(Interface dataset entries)
○ ○ ○ ○

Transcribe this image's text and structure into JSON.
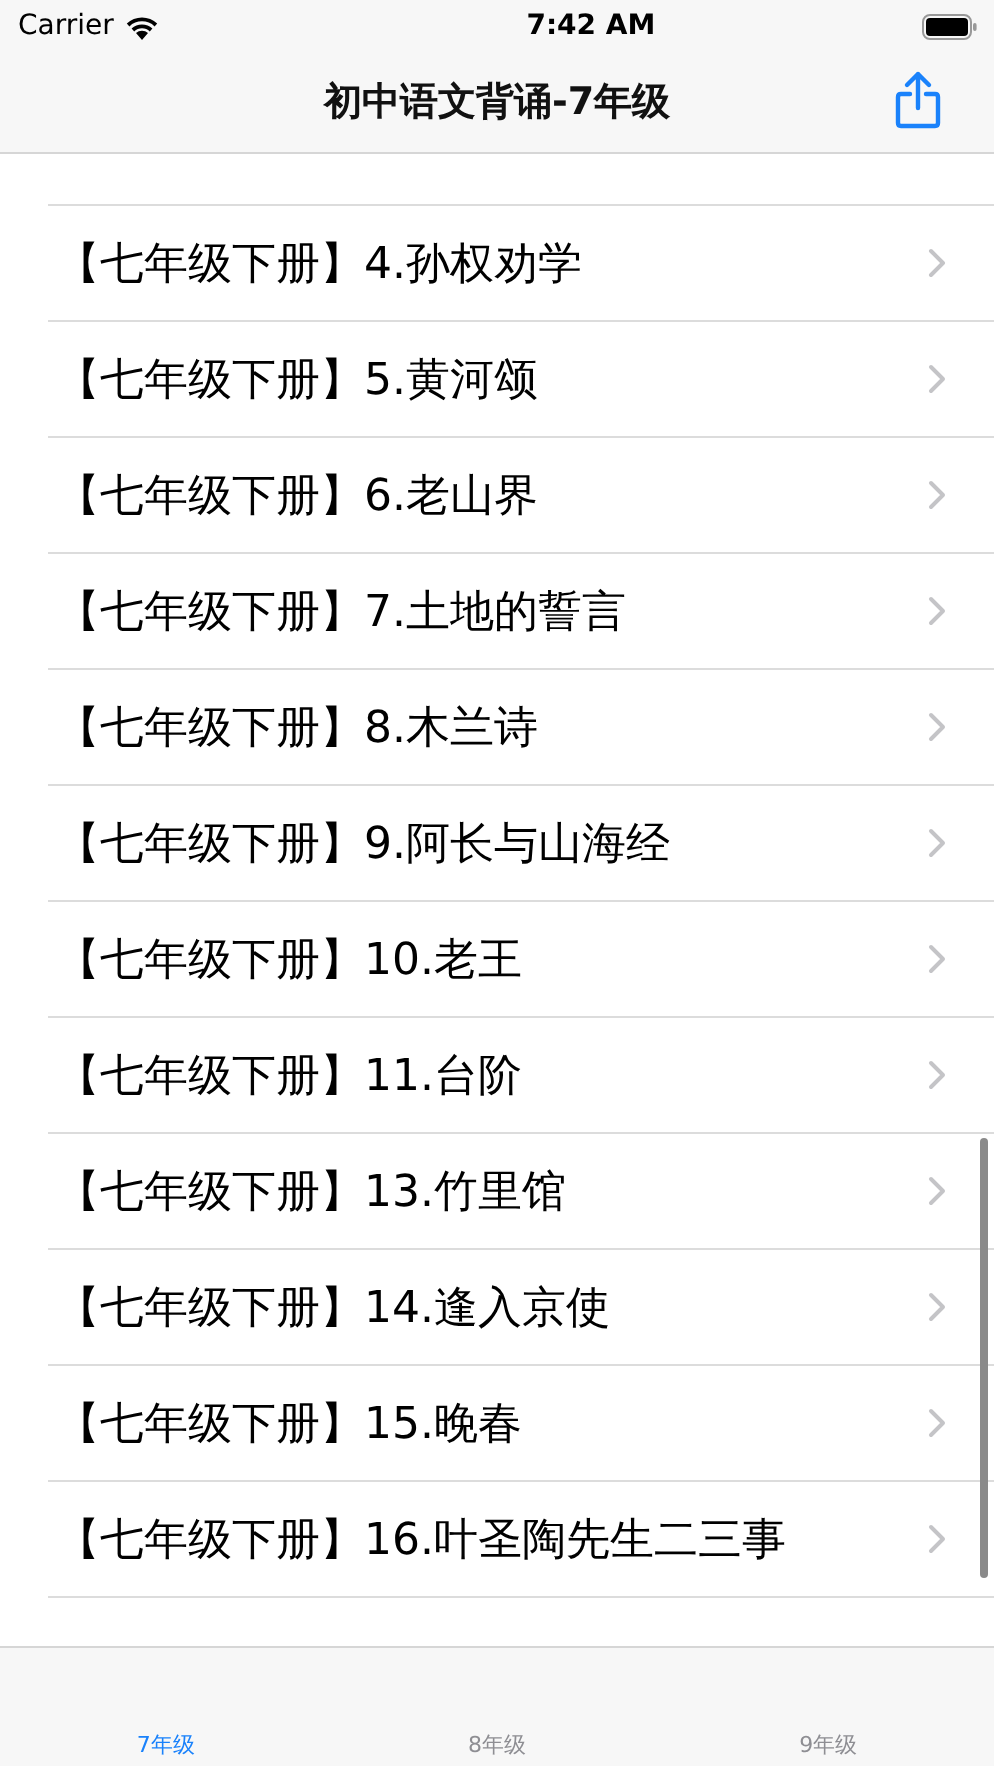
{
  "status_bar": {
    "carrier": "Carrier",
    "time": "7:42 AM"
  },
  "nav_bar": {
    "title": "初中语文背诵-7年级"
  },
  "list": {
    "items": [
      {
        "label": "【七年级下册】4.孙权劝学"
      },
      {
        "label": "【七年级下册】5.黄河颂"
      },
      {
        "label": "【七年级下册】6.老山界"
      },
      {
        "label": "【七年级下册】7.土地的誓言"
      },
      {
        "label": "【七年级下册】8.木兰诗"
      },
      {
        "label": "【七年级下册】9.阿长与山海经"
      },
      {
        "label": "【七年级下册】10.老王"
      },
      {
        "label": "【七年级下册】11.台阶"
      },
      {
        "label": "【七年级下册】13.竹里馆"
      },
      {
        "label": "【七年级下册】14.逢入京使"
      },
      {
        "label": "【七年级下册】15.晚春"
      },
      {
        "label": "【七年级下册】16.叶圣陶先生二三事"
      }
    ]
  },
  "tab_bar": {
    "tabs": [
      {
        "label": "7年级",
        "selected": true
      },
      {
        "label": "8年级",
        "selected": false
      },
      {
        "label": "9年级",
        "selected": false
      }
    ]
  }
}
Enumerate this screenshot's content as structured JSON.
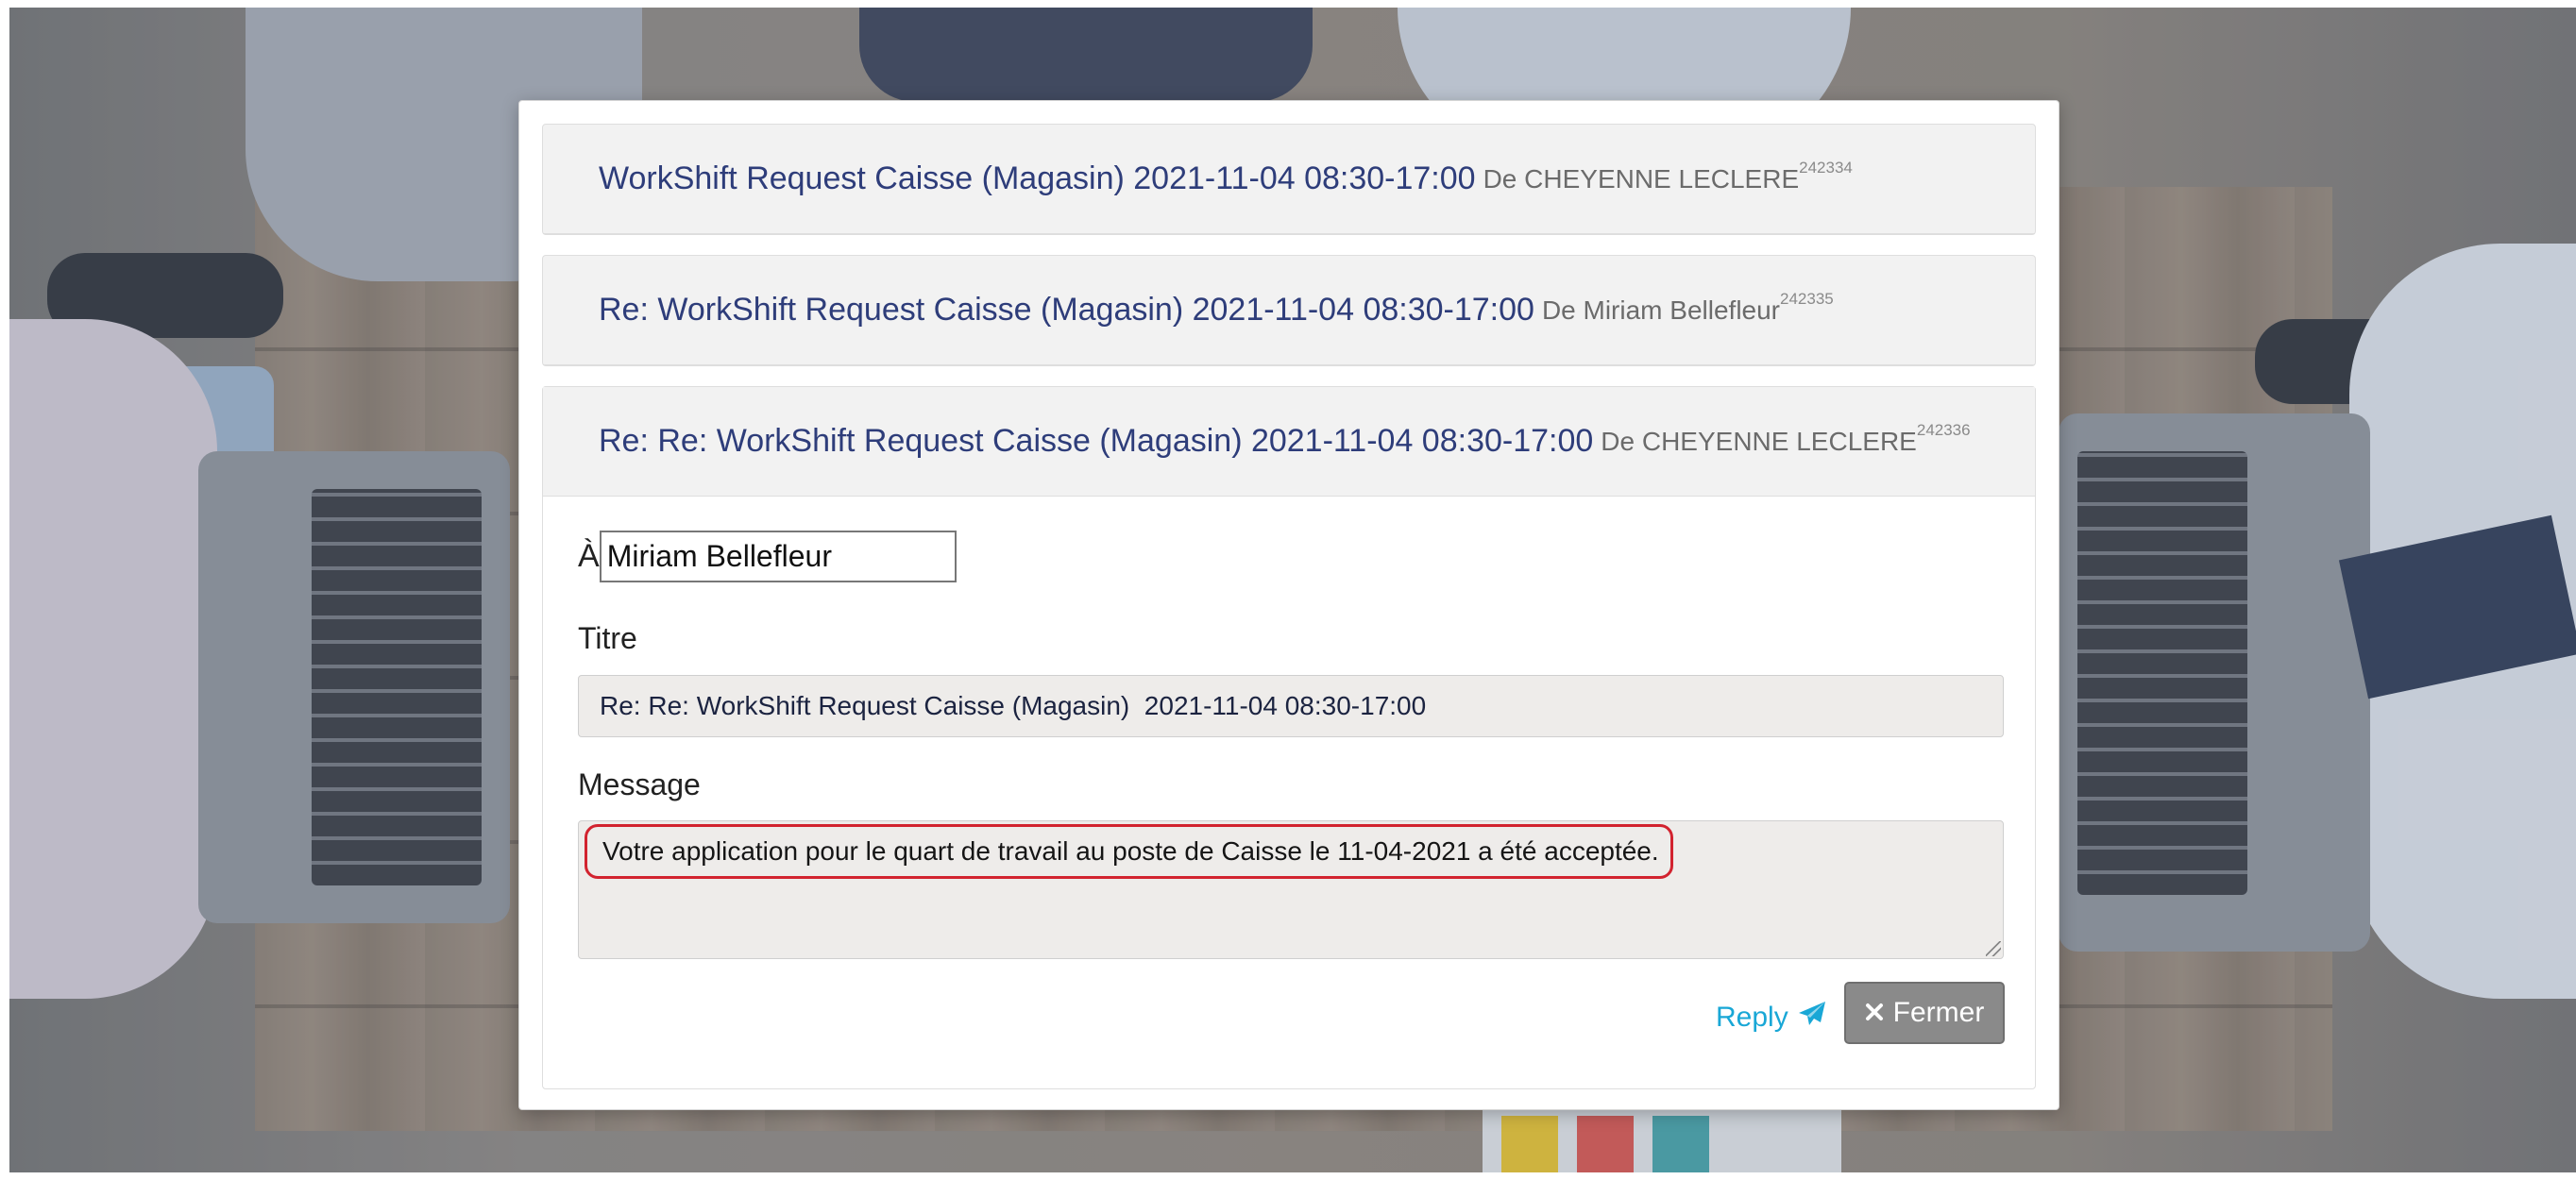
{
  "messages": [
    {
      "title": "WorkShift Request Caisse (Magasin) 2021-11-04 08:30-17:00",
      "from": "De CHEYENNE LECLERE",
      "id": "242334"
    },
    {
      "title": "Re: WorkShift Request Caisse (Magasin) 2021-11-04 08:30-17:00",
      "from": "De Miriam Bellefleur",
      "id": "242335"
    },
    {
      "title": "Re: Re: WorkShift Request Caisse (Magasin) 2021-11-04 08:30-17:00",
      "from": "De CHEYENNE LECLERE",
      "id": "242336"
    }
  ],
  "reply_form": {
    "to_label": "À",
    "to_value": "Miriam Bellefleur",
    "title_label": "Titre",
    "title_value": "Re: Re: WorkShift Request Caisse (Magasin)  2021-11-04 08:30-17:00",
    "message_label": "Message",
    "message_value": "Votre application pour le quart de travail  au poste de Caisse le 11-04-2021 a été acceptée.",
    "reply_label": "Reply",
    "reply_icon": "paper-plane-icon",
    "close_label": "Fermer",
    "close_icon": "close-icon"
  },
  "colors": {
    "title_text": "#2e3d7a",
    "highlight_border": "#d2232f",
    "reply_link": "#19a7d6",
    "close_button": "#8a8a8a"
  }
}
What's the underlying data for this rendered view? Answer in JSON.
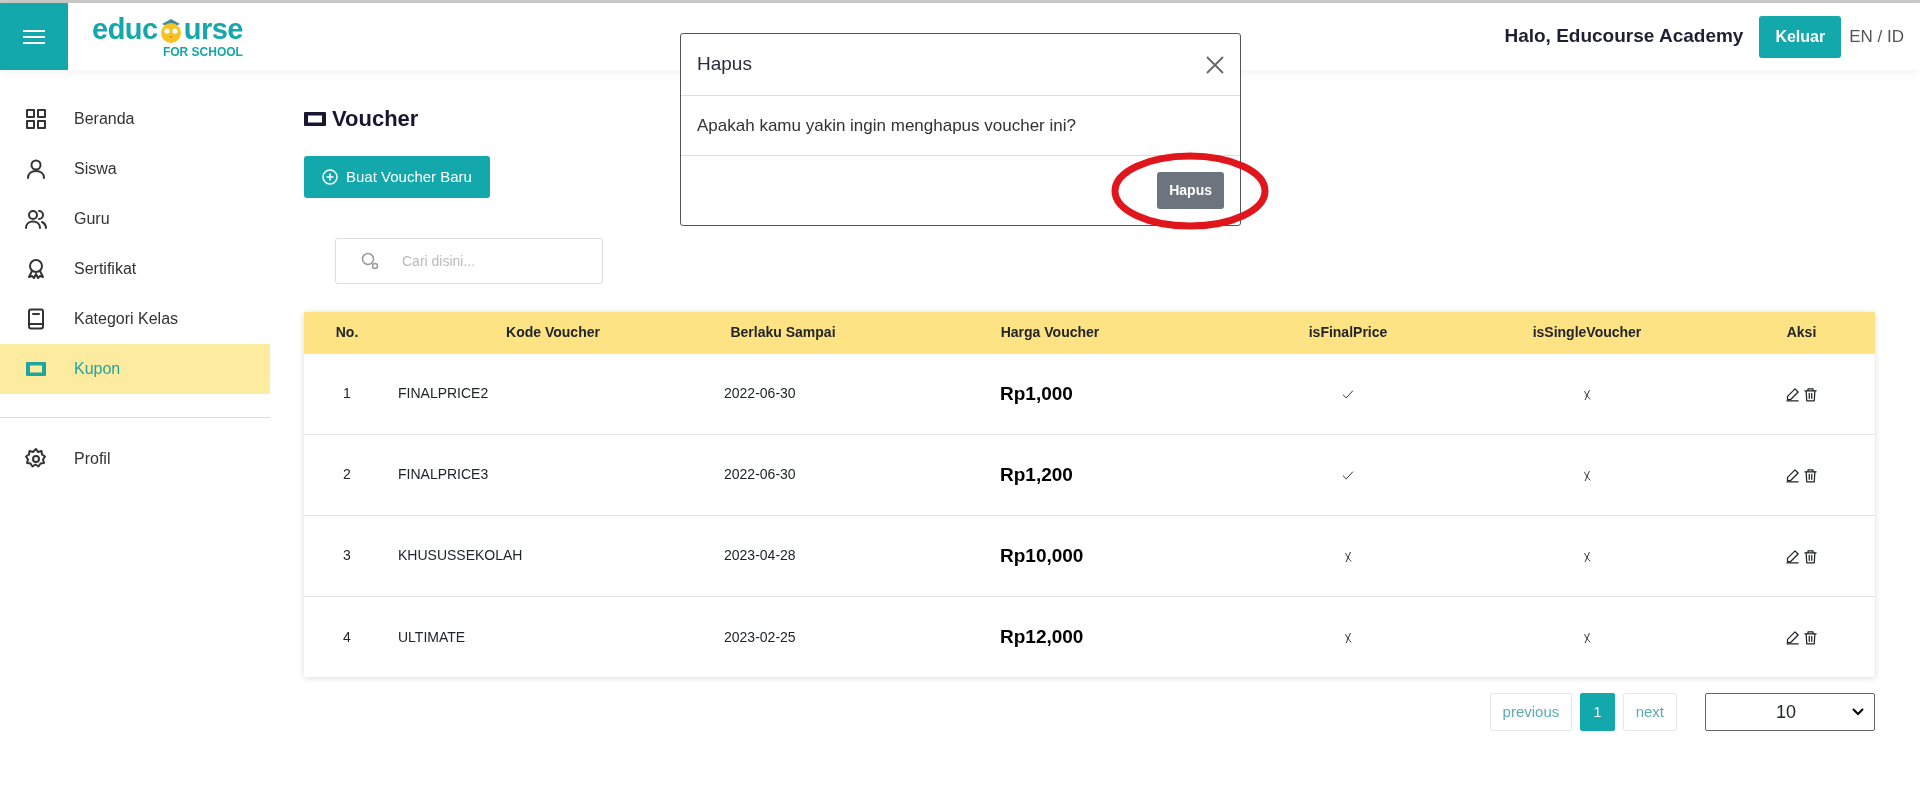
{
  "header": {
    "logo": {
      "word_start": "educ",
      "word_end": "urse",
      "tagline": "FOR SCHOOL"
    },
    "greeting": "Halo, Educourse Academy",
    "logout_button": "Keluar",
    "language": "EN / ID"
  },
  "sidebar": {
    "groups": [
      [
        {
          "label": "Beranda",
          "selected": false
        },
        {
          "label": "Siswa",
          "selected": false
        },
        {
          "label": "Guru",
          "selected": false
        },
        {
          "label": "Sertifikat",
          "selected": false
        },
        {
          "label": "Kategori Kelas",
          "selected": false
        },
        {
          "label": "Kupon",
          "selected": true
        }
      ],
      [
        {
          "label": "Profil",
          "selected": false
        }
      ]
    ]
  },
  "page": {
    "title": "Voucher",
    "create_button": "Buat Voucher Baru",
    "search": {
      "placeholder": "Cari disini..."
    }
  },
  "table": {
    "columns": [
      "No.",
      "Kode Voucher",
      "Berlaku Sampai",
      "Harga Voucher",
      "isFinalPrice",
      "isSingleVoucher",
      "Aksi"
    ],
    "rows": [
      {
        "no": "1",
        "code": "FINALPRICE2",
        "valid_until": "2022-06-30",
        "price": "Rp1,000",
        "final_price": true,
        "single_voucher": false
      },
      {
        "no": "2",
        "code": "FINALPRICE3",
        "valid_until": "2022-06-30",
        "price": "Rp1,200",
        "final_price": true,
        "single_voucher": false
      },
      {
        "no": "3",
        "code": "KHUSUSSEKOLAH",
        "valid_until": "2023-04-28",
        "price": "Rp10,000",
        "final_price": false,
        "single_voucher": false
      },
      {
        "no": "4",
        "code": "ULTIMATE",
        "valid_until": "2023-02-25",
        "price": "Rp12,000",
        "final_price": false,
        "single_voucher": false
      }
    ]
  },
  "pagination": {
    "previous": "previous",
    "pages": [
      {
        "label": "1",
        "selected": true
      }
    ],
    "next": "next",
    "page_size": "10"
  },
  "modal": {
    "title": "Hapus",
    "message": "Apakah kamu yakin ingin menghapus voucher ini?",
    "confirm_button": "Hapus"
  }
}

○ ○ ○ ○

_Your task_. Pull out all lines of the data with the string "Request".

_Response for this exercise_.
      "title": "WorkShift Request Caisse (Magasin) 2021-11-04 08:30-17:00",
      "title": "Re: WorkShift Request Caisse (Magasin) 2021-11-04 08:30-17:00",
      "title": "Re: Re: WorkShift Request Caisse (Magasin) 2021-11-04 08:30-17:00",
    "title_value": "Re: Re: WorkShift Request Caisse (Magasin)  2021-11-04 08:30-17:00",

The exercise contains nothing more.